The first half of this six-part story works incredibly well, and the show is littered with all sorts of colorful characters: Cho-Je (Kevin Lindsay), the mystical monk; Lupton (John Dearth), a broken man trying to find power where there isn’t any to be had; and Tommy (John Kane), a simpleton whose brain ends up going through a radical transformation due to the crystal. Episodes Four and Five, set mostly on Metebelis III, don’t quite live up to the opening installments, due mostly to the fact that the peasant characters, who are slaves to the spiders, are not as well-drawn as the folks back on Earth, and their costumes are very silly. But in the final episode everything pretty much comes back around to deliver a sweetly tragic, but winning ending. There’s some more of that dodgy CSO to be found here, but it doesn’t really harm the goings-on and, hell, even the spiders look pretty good by mid-70s “Who” standards. This is a story in desperate need of fan reevaluation, and this DVD should be the first article introduced into evidence.
Random Fact: This is the first time the word “regeneration” was used to describe the metamorphosis the Doctor goes through when near death.
Special Features: “Autons” features a lively commentary with Katy Manning, Nick Courtney and Letts, but it’s somewhat sad because two of the participants are no longer with us. “Life on Earth” is a fine making-of that in the second half turns into an interesting compare-and-contrast between the classic and current series. “The Doctor’s Moriarty” is a look back at the Master and “Plastic Fantastic” is a look at how the writers came to view plastic as a viable villain.
If the audio commentary for “Autons” is sad, then the commentary for “Spiders” must be downright morose, given that three of its participants (Letts, Courtney and now dear Lis Sladen) have all passed on. Of course, it isn’t morose to listen to, but it’s more than a tad heartbreaking to hear Lis sounding so damn alive; it feels like all her words and thoughts here were recorded yesterday.

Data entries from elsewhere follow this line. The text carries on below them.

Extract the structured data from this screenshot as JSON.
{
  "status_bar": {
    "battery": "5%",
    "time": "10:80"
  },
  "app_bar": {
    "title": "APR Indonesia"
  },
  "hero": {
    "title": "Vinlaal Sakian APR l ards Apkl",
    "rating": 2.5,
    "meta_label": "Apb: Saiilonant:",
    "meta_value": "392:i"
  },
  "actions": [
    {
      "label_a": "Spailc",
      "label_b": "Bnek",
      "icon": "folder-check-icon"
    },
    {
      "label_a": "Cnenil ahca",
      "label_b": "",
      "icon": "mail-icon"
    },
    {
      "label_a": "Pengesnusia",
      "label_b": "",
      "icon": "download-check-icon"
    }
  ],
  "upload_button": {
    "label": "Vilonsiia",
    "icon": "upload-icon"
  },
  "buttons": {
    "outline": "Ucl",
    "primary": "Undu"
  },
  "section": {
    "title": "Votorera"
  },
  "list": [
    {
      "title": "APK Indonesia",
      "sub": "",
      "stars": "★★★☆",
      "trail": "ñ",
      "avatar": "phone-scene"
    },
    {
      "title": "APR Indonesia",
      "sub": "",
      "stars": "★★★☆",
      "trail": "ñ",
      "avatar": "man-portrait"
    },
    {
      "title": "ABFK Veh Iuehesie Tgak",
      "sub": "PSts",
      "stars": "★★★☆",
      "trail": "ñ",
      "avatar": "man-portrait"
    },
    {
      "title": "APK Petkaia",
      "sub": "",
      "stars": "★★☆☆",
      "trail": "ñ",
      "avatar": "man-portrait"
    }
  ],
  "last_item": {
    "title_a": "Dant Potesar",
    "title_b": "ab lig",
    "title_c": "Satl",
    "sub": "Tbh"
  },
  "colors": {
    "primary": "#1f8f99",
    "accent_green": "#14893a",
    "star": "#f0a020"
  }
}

Also on the track are Richard Franklin and Terrance Dicks. “The Final Curtain” is a great making-of that also, as is to be expected, celebrates the end of the era. “John Kane Remembers…” is an interview with the actor who played Tommy that’s utterly charming. “Directing Doctor Who” is a look at Letts’s directing contributions to the show, and “Now and Then” is another look at the locations.
There’s an unrestored “Omnibus” edition of “Spiders” on here, which edits the story down to a 105-minute movie, and would probably only be of true interest to someone who saw it broadcast that way back in the ‘80s or whenever it was screened. There’s also a trailer for that Omnibus broadcast. Both “Autons” and “Spiders” also feature the usual photo galleries, production note subtitle options, PDF materials and the same trailer for “Frontios,” which is due out next month.